List each line of the data that holds the string "version".

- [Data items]
*** Block opens ***
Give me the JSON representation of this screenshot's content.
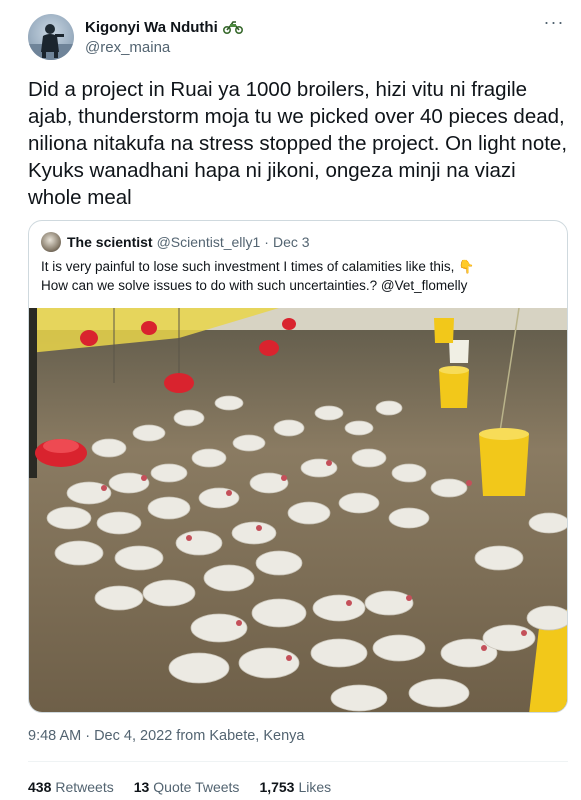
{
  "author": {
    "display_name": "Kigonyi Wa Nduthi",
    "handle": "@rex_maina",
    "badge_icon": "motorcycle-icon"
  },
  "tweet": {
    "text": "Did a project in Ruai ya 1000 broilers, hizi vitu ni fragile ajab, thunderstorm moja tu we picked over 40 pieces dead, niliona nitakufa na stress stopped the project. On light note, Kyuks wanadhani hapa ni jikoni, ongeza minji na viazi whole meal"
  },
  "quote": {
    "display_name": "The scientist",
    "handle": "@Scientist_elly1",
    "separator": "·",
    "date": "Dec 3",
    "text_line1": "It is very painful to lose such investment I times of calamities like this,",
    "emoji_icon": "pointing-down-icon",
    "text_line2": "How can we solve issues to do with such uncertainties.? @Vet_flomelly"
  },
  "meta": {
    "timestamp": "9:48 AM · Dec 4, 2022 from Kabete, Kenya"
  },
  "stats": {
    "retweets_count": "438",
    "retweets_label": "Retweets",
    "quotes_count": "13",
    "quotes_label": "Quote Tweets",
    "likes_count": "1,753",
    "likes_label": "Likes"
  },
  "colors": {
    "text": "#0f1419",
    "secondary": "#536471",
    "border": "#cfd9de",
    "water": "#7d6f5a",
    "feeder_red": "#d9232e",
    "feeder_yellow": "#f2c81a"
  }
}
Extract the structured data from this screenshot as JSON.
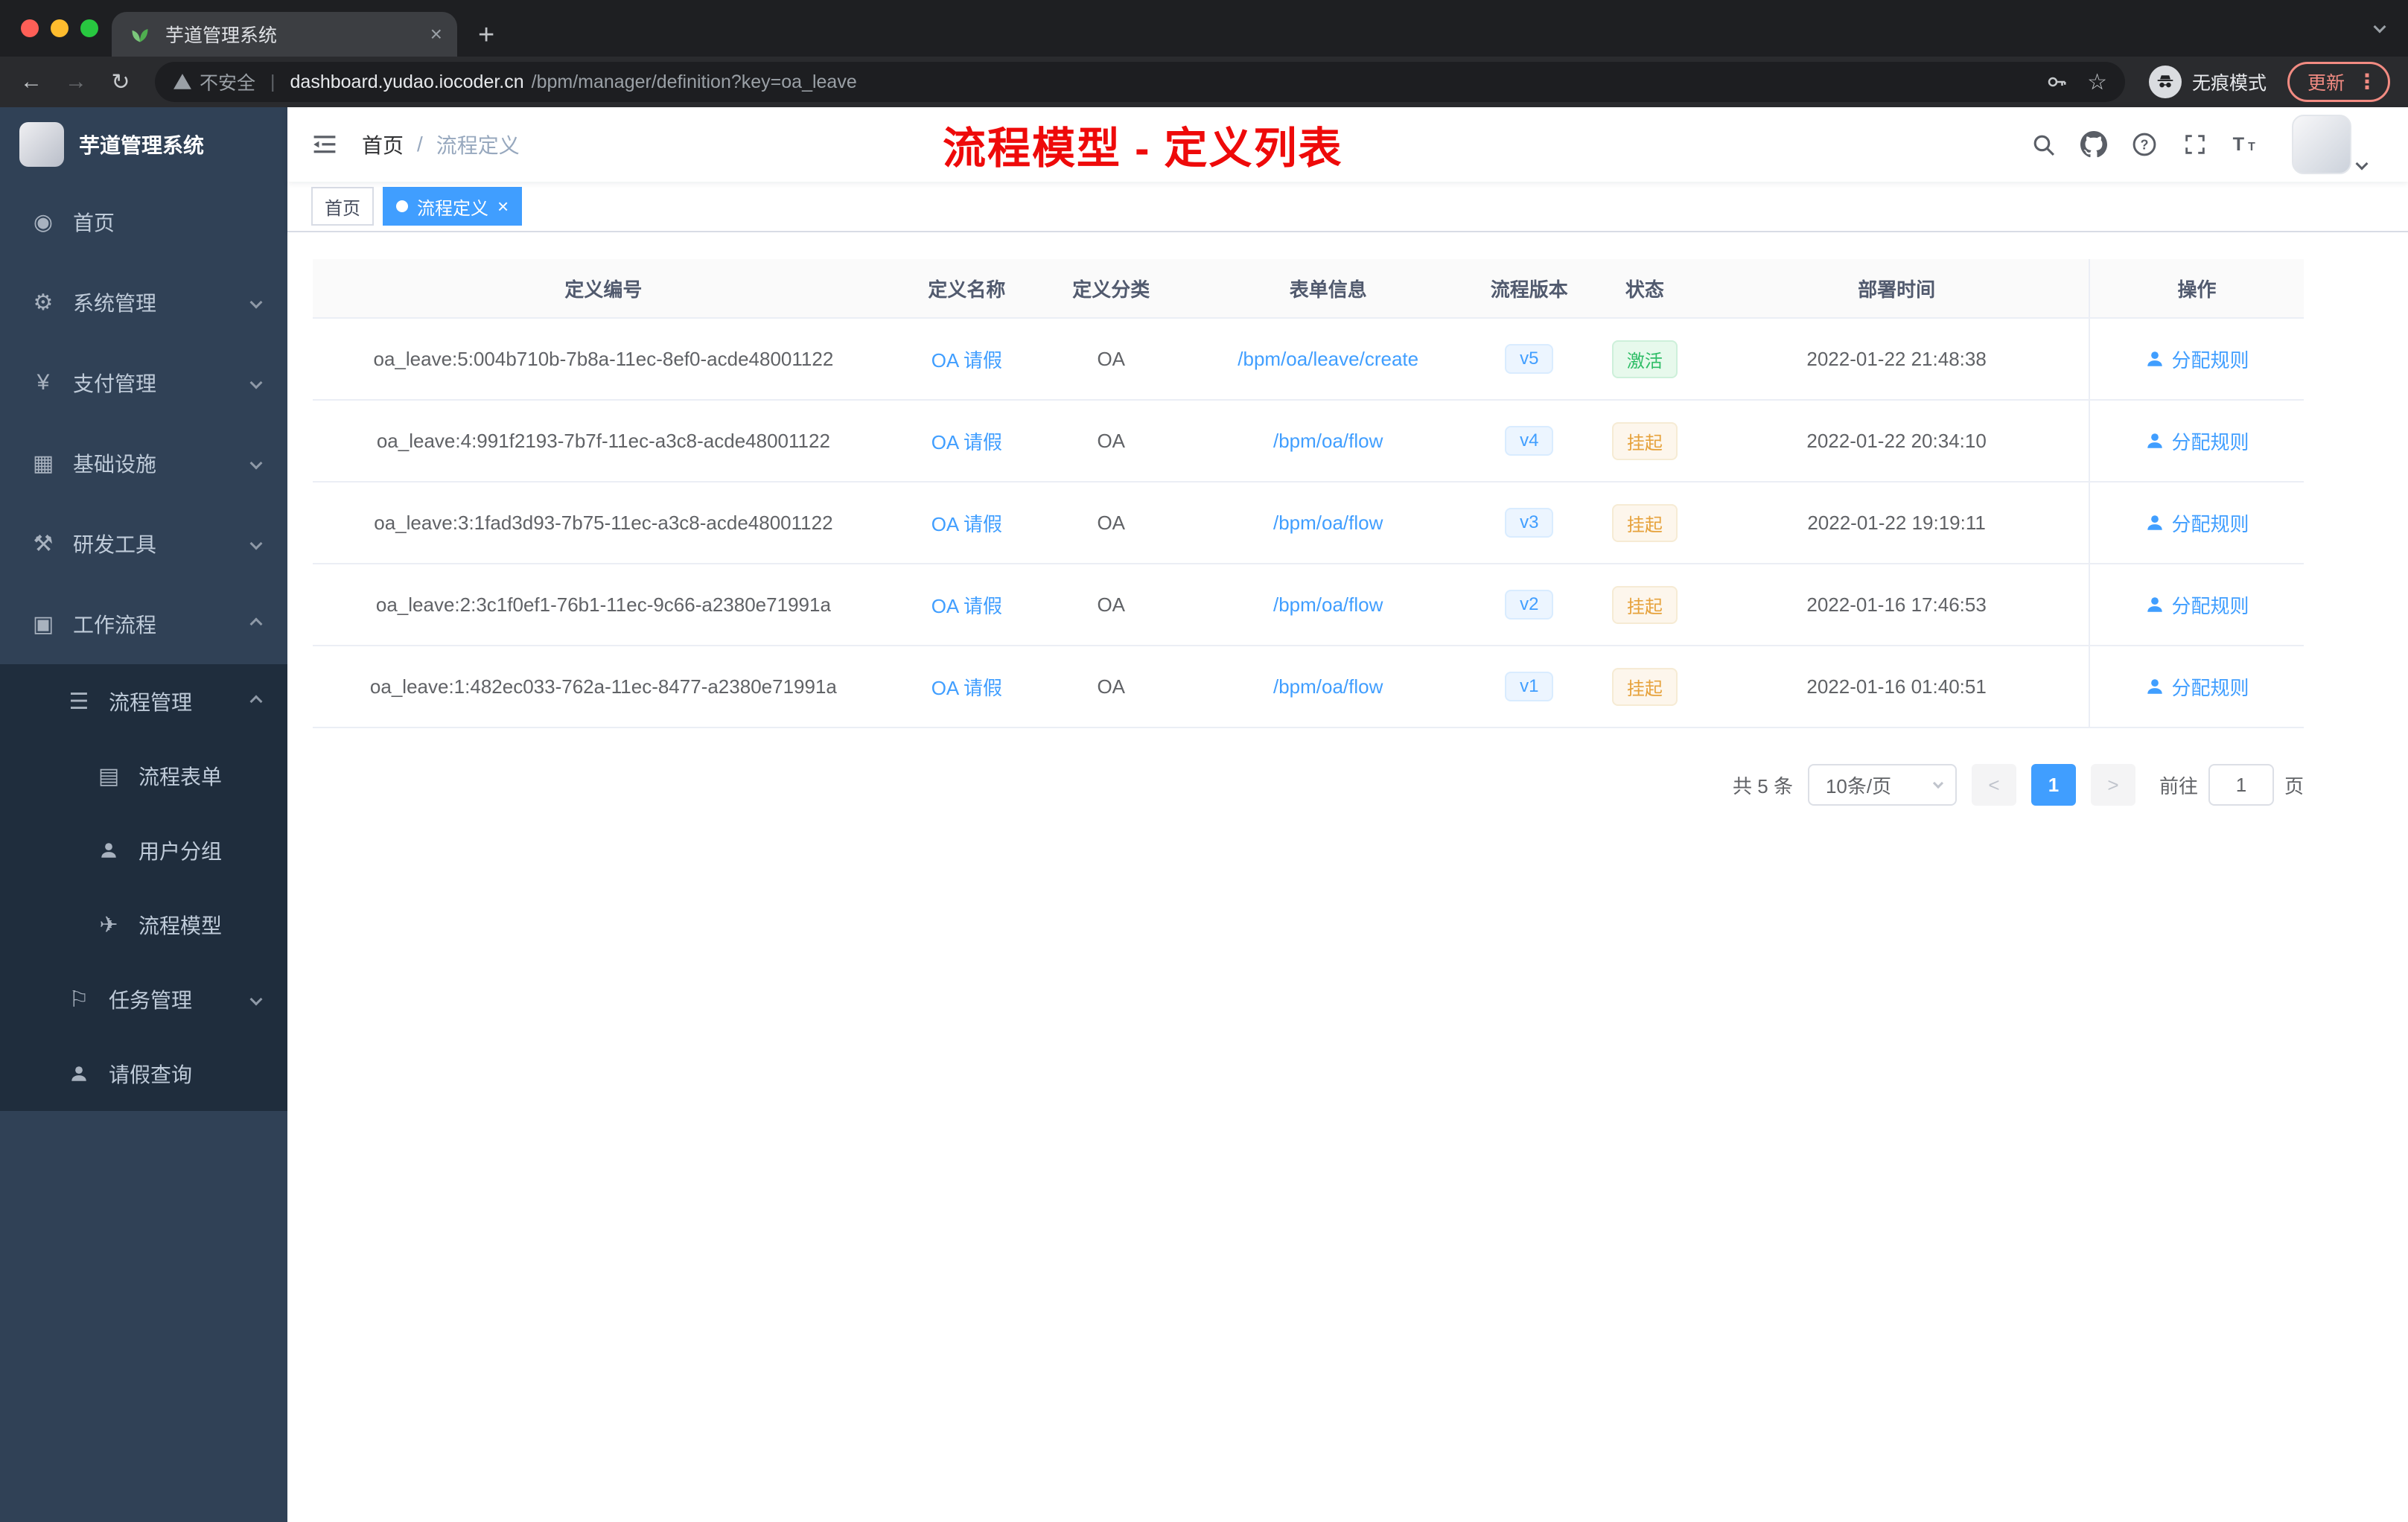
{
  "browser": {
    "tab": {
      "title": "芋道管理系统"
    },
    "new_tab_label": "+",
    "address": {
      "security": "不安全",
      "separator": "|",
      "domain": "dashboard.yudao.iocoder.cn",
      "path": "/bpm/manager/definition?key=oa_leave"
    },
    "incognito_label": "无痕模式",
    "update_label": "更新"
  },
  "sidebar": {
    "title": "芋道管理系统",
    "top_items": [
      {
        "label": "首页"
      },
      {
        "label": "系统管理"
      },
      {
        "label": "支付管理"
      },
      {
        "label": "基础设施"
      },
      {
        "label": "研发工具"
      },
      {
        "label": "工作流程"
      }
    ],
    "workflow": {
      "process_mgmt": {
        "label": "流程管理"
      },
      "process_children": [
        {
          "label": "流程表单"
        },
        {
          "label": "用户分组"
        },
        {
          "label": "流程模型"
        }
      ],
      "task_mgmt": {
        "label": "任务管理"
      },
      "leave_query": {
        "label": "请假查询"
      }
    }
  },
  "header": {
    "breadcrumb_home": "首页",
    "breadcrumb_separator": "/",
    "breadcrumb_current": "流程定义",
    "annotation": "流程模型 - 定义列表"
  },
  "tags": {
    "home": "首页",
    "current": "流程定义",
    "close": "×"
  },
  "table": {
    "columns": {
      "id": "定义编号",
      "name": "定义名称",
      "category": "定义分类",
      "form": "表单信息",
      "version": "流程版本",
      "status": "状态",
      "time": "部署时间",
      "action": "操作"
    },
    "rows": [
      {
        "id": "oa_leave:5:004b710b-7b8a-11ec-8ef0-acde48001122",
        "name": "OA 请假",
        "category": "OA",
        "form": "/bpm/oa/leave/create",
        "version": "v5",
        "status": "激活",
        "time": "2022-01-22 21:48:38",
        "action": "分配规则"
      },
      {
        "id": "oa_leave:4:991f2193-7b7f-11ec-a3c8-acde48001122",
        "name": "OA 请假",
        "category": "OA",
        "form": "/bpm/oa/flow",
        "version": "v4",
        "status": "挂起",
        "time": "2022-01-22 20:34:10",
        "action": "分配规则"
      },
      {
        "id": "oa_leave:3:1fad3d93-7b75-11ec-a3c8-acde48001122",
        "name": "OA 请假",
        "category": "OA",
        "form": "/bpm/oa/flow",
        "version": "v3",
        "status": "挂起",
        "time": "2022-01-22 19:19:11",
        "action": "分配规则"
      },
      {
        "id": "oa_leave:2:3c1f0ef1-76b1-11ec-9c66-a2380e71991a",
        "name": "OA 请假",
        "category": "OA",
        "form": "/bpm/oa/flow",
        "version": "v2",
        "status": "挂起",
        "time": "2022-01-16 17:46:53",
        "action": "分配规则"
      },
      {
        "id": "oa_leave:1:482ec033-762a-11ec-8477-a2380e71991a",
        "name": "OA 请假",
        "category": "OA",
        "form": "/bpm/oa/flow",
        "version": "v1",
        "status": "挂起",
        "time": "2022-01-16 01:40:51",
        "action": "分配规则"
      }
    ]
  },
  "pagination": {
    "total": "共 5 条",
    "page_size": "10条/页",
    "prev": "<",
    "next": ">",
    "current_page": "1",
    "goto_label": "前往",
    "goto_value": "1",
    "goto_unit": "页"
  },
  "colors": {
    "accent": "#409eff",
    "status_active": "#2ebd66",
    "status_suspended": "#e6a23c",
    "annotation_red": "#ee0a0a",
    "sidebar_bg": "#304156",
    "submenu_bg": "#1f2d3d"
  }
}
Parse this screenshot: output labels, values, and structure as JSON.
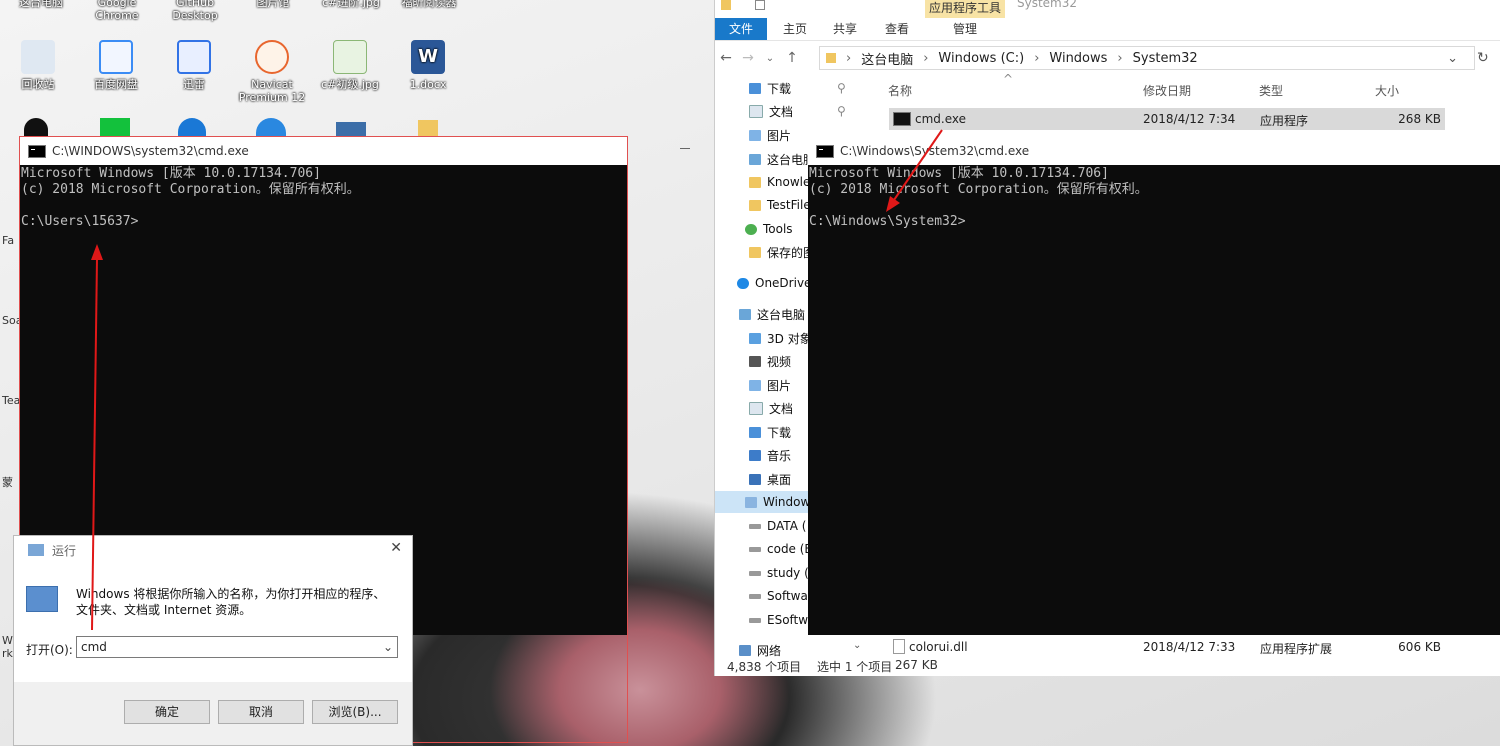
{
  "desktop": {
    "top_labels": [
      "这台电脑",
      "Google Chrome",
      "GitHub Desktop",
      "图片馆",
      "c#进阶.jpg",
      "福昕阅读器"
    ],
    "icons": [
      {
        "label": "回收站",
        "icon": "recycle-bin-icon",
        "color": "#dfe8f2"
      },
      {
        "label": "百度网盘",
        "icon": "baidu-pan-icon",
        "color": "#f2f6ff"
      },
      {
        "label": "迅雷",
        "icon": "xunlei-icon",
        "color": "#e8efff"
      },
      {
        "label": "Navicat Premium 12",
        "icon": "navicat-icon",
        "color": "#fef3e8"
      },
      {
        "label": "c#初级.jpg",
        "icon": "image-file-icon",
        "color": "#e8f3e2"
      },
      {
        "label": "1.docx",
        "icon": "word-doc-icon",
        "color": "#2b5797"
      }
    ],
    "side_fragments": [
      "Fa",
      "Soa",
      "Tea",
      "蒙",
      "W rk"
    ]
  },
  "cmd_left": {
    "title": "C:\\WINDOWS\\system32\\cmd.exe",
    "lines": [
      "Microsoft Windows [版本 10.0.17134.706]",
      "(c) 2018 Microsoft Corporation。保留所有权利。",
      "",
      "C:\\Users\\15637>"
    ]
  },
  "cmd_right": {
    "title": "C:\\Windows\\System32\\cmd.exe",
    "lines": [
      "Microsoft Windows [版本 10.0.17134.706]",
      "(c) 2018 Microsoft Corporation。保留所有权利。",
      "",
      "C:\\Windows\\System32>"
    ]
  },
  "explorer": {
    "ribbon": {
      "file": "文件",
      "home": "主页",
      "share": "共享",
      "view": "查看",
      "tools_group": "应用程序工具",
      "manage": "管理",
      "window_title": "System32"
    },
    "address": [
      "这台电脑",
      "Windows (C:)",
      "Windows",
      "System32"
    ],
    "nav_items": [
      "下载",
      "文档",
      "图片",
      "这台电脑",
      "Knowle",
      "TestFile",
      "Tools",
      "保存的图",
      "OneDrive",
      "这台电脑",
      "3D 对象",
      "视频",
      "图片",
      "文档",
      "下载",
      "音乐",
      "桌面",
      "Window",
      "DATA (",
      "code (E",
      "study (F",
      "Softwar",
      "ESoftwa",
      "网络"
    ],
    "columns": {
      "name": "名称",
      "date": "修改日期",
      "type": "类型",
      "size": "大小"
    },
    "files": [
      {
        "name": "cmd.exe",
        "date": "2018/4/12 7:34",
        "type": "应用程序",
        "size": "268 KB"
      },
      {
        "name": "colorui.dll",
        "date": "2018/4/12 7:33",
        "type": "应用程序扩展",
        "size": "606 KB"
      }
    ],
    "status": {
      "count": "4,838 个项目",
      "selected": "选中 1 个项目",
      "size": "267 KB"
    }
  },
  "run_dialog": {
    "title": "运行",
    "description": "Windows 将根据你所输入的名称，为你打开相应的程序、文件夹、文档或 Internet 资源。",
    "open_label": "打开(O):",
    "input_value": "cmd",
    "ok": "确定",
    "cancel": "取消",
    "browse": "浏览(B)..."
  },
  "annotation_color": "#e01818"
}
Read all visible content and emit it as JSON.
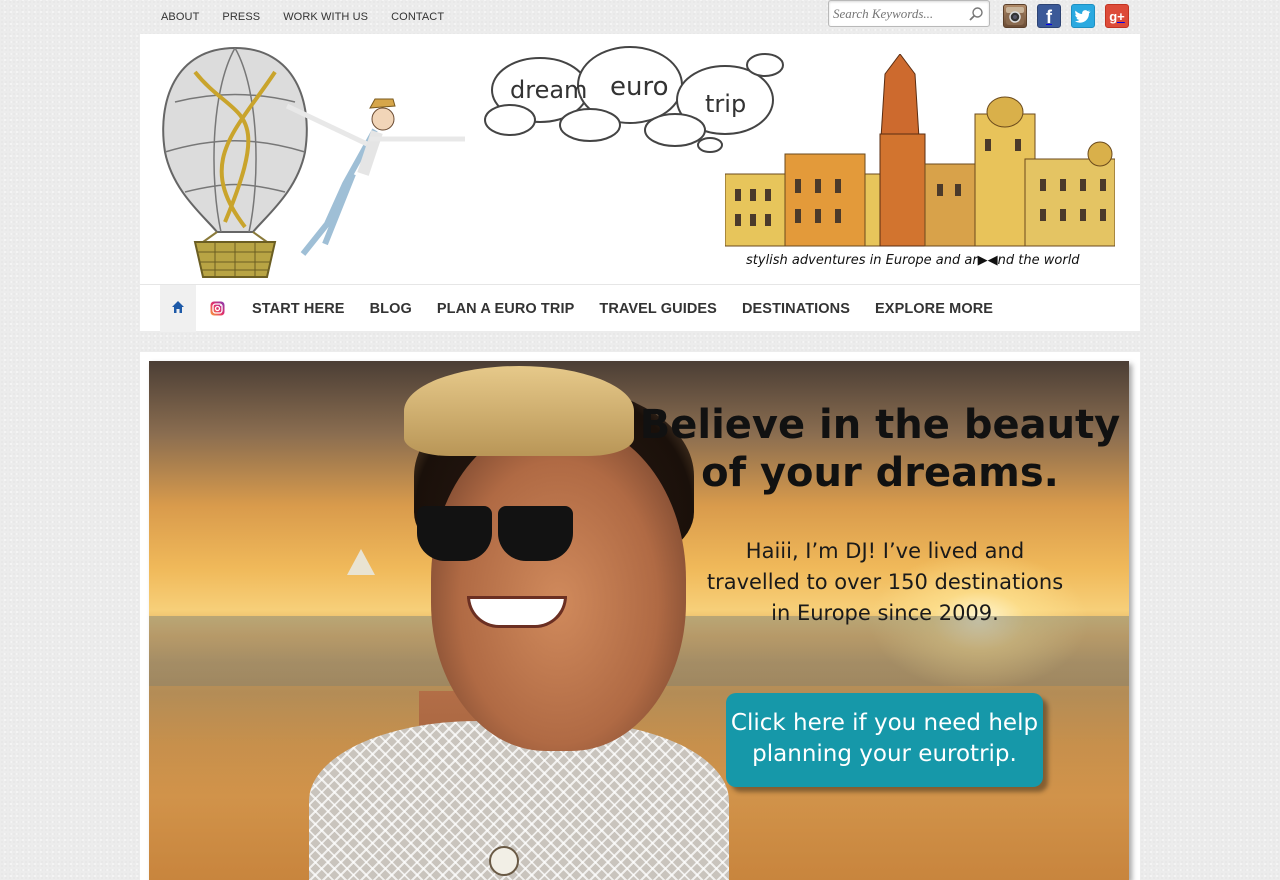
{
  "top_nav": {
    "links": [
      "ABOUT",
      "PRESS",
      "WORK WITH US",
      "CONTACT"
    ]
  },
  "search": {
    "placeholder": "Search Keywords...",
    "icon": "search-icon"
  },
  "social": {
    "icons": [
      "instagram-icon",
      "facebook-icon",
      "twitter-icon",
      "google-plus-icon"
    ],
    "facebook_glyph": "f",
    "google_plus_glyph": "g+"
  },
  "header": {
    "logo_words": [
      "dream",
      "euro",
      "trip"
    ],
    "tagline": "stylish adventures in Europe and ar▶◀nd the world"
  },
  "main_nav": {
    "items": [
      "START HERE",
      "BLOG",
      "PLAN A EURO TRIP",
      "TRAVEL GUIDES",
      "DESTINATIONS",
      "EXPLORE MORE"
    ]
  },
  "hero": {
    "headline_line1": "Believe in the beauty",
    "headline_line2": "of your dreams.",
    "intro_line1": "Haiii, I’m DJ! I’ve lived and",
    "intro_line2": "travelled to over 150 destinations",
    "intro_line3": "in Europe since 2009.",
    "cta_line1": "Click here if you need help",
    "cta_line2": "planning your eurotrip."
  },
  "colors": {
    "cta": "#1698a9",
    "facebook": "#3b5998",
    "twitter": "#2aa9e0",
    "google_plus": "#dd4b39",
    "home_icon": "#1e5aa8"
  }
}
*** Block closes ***
- [Reply]
      "version": "流程版本",
        "version": "v5",
        "version": "v4",
        "version": "v3",
        "version": "v2",
        "version": "v1",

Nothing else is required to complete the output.